fixed replication handler has a default of zero instances.
Having scaled out multiple
workers we need some mechanism to allow the
viewer to load-balance across these. Rather than complicating the implementation of
viewer with load-balancer logic, we can instead composed the Service Fabric's runtime load-balancer into the
As shown in the following extract, the load-balancer is configured for each exported interface.
The Fractal System
The completed fractal system example, including runtime load-balancing and worker scaleout behaviours is shown.
Running the Fractal Example
Lets run the examples!
Having create a Fabric, import the following two
These systems are identical with the exception that the calculation engine in version
1.0.1 deliberately introduces algorithmic noise.
As shown, once imported the revisions of the system (i.e.
1.0.0, 1.0.1) are displayed under the same shared system name (i.e.
1.0.0 of the
fractal system resultants in the
viewer and a single instance of a
system.part being hosted by different
As shown version
1.0.0 is now highlighted in blue on the main system page, this indicating that it is this version of
com.paremus.example.fabric-system that is currently deployed.
The resultant fractal URL is registered in Entire's
Clicking on the
fractal URL will open the fractal example in a new browser.
By default the
fractal example is synchronous.

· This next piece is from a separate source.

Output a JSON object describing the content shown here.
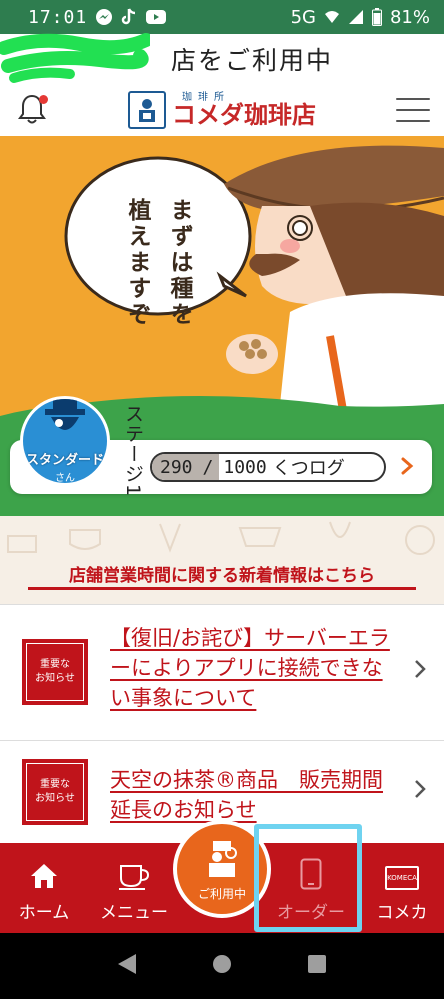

This can be seen by the sequenced responses from the remote
worker. To help to see the re-rendering process either:
- Select a different equation.
- Use a different colour scheme.
- Or use a different version of the fractal system.
To make the example asynchronous, select the
`Run Asynchronous` option and re-run. The throughput of the
fractal system is now seen to be significantly higher; the
worker engine sending the results back to the
viewer as soon as the calculations have completed, and these immediately displayed by the
System Update & Roll Back
Now return to the
fractal system view, and deploy version
1.0.1 of the example. The first point to note is that version
1.0.0 is now marked as un-deployed.
Looking at the
fractal example, we see that the
worker has now changed to the version that includes an algorithmic noise component. Go to the
fractal URL and select
Display Fractal to see the effect.
To back out this change, simple re-deploy version
fractal workers may be horizontal scale across more fibres by changing the scaling value assigned to the replication handler associated with the
workers; i.e. `
com.paremus.example.fractal-system/workers.replication`; this property located below the runtime topology view.
As shown, in response the
workers are scaled across additional
Ensure that the
load balanced version of the equation is used, and that `
Run Asynchronously` is selected: the rendering throughput of the
fractal application will been seen to increase by the same factor as the
workers were horizontally scaled.
Try adding a few additional fibres (at least one!) to your Service Fabric (see ), and then reconfiguring the
fractal system to deploy additional
worker instances. You should see that adding progressively more workers makes rendering faster, and that removing them makes it slower again.